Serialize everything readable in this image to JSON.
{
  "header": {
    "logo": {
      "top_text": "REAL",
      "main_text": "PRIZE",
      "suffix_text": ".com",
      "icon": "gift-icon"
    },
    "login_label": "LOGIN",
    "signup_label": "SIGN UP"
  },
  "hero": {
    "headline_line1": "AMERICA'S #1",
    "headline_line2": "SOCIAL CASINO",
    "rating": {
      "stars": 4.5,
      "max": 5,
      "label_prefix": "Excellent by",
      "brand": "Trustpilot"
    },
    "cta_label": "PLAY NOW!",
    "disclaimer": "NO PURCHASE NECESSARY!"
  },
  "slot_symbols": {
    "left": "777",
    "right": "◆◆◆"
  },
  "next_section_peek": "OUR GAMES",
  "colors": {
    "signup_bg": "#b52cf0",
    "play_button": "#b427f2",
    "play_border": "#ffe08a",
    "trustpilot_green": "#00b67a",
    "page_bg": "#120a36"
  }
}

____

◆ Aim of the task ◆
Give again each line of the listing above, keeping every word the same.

◆ Reply ◆
Serialize everything readable in this image to JSON.
{
  "header": {
    "logo": {
      "top_text": "REAL",
      "main_text": "PRIZE",
      "suffix_text": ".com",
      "icon": "gift-icon"
    },
    "login_label": "LOGIN",
    "signup_label": "SIGN UP"
  },
  "hero": {
    "headline_line1": "AMERICA'S #1",
    "headline_line2": "SOCIAL CASINO",
    "rating": {
      "stars": 4.5,
      "max": 5,
      "label_prefix": "Excellent by",
      "brand": "Trustpilot"
    },
    "cta_label": "PLAY NOW!",
    "disclaimer": "NO PURCHASE NECESSARY!"
  },
  "slot_symbols": {
    "left": "777",
    "right": "◆◆◆"
  },
  "next_section_peek": "OUR GAMES",
  "colors": {
    "signup_bg": "#b52cf0",
    "play_button": "#b427f2",
    "play_border": "#ffe08a",
    "trustpilot_green": "#00b67a",
    "page_bg": "#120a36"
  }
}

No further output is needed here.